To do
In the listing below, find each line containing "icon" and report it.
════════════════════
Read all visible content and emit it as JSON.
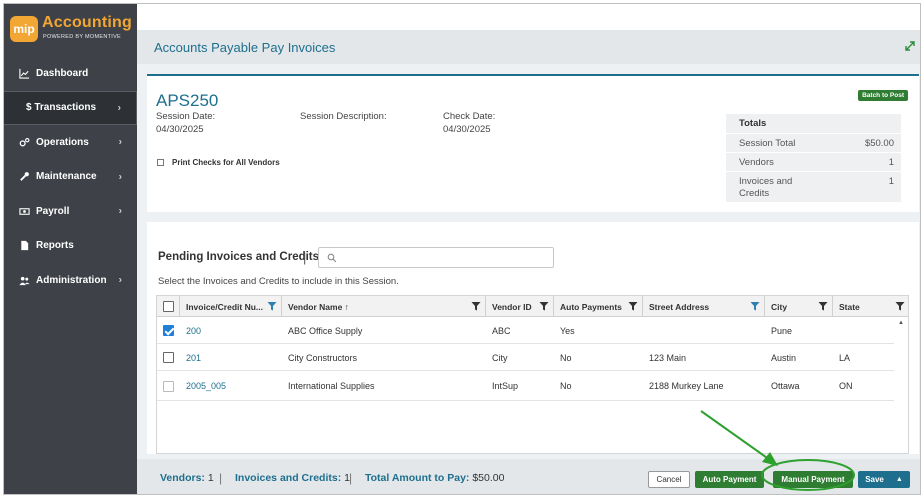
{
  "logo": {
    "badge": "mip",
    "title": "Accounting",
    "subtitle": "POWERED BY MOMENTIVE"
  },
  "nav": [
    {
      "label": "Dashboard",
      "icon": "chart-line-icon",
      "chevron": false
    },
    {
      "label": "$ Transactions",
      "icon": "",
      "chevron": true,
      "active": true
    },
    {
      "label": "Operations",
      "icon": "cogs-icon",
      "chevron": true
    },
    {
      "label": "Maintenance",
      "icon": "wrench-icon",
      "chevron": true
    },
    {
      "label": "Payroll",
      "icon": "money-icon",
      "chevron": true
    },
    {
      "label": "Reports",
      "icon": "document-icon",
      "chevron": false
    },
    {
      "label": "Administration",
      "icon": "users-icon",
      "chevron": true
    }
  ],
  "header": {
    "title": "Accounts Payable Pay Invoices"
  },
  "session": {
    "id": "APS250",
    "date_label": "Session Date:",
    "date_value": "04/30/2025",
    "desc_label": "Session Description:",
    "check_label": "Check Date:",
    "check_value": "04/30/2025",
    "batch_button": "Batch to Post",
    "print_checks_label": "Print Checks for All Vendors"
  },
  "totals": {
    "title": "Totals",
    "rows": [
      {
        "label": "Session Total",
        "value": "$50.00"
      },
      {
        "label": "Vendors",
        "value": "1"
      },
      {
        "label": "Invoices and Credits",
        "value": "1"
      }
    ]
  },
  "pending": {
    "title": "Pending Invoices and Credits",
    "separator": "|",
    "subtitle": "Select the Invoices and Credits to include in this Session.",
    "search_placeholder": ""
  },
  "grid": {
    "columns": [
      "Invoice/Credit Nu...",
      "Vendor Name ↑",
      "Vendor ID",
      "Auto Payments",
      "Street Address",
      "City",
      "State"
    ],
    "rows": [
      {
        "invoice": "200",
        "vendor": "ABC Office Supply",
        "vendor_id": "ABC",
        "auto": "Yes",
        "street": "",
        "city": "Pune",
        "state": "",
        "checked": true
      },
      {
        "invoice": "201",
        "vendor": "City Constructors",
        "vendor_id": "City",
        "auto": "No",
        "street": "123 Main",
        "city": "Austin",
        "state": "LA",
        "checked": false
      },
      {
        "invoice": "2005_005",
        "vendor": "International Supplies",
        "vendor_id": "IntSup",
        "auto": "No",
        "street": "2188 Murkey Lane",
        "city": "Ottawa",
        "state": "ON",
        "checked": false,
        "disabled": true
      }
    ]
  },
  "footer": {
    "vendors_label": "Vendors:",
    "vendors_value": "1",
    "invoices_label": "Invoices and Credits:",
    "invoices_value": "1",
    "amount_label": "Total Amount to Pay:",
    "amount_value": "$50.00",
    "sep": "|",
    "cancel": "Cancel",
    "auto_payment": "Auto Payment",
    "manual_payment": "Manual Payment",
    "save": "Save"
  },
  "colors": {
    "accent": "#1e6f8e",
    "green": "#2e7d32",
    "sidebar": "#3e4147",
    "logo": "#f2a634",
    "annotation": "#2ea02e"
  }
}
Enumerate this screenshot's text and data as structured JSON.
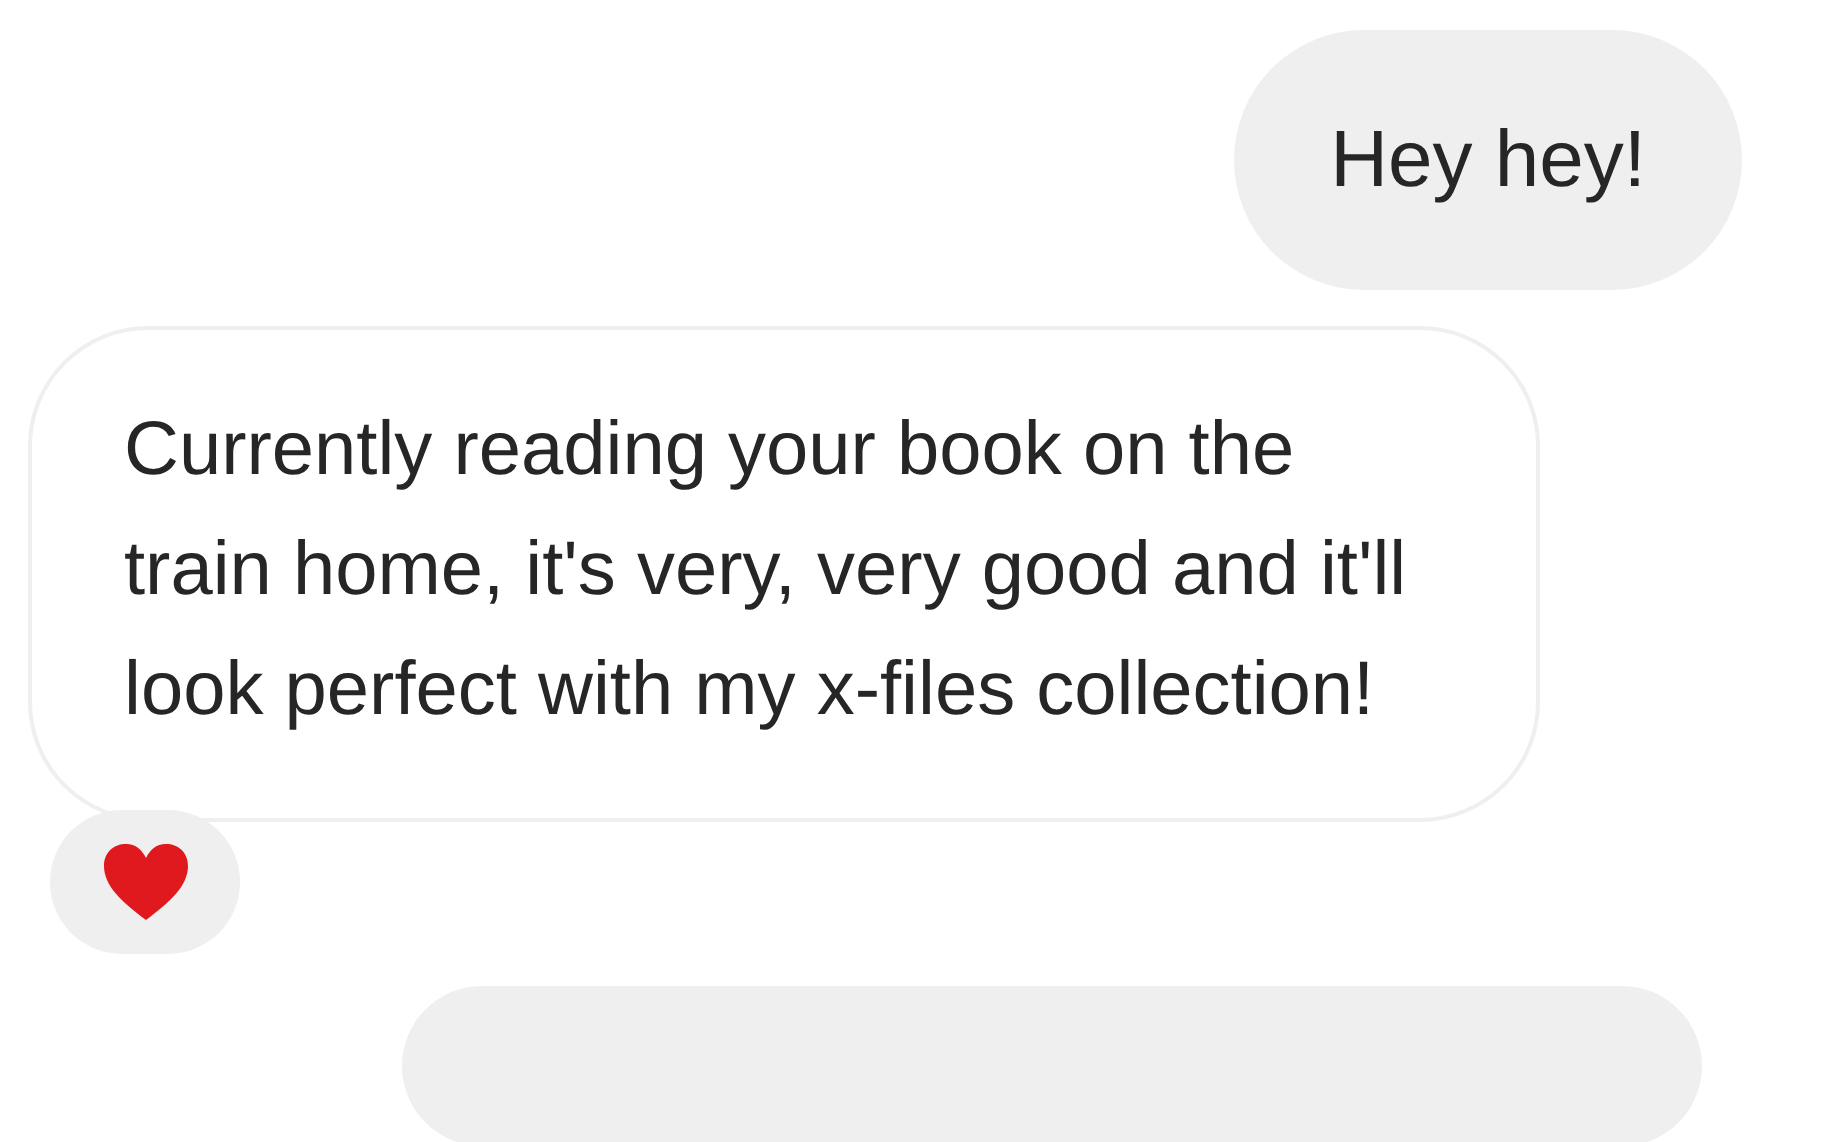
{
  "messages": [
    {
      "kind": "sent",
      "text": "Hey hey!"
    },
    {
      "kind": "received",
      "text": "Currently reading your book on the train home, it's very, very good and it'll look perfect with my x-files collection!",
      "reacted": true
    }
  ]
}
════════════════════
Answer space
      "icon": "chart-line-icon",
      "icon": "",
      "icon": "cogs-icon",
      "icon": "wrench-icon",
      "icon": "money-icon",
      "icon": "document-icon",
      "icon": "users-icon",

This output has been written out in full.